[Opening Dataset records section]

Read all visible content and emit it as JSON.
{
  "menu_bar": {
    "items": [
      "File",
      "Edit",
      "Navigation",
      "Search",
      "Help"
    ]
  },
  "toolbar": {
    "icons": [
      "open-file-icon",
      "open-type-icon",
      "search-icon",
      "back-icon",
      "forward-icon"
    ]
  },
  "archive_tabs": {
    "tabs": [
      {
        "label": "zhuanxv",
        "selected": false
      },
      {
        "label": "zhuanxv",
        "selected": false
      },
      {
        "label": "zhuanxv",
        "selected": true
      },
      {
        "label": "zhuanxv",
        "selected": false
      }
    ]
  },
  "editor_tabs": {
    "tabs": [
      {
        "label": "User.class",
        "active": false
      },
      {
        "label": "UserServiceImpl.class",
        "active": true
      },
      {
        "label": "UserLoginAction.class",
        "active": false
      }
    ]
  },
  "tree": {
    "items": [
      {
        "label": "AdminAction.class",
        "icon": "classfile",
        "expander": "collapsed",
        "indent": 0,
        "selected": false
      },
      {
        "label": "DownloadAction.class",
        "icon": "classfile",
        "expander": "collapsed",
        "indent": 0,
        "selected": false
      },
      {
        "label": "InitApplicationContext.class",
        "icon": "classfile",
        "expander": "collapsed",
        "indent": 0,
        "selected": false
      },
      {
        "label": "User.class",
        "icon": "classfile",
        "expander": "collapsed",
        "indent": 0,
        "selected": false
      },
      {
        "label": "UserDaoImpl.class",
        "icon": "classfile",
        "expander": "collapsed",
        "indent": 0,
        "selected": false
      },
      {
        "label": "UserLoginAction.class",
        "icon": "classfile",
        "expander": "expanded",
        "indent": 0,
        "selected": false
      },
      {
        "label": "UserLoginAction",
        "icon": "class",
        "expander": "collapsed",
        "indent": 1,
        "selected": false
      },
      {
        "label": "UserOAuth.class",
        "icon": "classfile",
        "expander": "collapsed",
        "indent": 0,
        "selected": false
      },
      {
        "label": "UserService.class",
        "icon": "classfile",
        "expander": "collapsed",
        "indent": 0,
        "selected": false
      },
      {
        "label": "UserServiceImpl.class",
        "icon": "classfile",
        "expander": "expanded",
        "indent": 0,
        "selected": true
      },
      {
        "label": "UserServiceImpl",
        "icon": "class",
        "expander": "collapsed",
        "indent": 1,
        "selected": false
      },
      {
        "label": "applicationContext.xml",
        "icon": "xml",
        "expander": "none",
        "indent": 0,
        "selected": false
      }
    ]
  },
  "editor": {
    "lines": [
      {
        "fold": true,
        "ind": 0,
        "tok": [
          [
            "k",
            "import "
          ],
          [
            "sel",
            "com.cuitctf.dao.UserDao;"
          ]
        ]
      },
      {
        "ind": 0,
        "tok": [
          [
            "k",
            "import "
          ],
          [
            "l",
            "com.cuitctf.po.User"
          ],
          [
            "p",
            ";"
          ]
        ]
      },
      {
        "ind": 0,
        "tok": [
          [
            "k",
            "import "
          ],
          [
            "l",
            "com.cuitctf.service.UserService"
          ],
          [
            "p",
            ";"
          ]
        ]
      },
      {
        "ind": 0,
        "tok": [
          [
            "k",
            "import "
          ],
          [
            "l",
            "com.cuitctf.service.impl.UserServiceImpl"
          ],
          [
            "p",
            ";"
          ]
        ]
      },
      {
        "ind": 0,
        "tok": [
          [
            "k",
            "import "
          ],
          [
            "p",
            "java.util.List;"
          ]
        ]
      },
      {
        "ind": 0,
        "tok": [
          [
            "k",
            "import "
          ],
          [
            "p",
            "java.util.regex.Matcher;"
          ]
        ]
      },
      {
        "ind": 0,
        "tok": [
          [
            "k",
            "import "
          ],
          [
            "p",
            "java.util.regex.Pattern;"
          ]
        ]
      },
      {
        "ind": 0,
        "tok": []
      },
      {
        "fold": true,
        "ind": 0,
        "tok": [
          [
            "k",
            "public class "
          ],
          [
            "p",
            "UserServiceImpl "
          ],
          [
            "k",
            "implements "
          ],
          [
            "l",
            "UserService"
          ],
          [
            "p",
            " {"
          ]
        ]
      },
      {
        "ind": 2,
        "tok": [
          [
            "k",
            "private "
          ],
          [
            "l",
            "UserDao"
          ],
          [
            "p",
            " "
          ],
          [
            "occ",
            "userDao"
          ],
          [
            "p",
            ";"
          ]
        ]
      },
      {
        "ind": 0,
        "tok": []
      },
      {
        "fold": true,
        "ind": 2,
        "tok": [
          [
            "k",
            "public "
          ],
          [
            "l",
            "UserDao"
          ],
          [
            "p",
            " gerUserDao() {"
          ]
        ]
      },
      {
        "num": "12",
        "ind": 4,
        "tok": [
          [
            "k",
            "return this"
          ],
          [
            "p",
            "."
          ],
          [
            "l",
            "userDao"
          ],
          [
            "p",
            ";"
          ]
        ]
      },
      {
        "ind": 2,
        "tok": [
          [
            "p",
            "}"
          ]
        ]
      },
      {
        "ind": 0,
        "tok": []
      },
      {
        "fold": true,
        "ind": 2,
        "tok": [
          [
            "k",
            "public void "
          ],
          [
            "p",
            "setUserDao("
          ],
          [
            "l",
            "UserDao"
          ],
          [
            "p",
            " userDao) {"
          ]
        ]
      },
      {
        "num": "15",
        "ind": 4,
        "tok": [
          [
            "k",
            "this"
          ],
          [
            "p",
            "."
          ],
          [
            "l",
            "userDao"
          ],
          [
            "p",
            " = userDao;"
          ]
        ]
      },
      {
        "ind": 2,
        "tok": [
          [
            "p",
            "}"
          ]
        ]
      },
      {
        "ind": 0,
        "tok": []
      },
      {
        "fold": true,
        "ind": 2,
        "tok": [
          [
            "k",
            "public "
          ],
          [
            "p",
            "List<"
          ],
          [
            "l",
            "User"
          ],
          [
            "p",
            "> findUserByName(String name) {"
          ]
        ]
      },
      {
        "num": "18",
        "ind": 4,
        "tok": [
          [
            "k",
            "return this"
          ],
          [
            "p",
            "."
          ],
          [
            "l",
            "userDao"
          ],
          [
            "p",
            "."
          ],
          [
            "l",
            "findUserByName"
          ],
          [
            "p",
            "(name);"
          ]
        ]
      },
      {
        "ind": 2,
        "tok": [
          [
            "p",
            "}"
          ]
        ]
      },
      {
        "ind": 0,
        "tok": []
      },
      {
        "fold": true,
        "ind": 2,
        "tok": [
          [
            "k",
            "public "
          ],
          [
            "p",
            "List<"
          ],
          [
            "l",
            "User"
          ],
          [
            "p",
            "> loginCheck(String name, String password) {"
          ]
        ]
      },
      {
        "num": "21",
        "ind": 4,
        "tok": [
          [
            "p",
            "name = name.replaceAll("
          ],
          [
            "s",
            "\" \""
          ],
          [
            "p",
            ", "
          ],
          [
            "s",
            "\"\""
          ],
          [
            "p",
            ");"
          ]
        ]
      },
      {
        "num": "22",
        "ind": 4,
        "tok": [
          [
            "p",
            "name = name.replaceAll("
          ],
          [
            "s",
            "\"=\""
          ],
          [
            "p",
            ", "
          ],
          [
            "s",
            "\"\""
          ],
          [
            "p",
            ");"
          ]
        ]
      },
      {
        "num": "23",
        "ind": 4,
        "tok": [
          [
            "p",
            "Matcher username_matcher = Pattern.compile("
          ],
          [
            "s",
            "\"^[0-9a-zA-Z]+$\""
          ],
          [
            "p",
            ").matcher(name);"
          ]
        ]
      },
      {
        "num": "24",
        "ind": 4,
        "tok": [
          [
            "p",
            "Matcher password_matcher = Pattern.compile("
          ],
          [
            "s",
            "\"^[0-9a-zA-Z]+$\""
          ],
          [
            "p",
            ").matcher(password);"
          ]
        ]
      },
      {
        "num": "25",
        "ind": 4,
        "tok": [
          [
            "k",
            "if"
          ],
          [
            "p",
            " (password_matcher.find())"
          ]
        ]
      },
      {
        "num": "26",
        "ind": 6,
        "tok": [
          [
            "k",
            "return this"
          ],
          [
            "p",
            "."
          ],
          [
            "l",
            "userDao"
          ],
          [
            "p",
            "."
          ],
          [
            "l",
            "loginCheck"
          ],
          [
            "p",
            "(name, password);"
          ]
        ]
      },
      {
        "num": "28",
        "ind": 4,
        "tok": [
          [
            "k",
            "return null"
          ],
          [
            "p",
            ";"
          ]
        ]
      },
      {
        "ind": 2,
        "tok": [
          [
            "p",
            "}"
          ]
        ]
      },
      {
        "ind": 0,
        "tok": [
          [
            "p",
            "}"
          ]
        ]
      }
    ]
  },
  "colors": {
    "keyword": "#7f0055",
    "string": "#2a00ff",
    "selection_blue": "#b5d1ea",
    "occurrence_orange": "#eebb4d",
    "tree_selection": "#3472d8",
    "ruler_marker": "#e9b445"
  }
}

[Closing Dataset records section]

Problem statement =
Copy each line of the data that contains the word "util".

Written answer =
            "java.util.List;"
            "java.util.regex.Matcher;"
            "java.util.regex.Pattern;"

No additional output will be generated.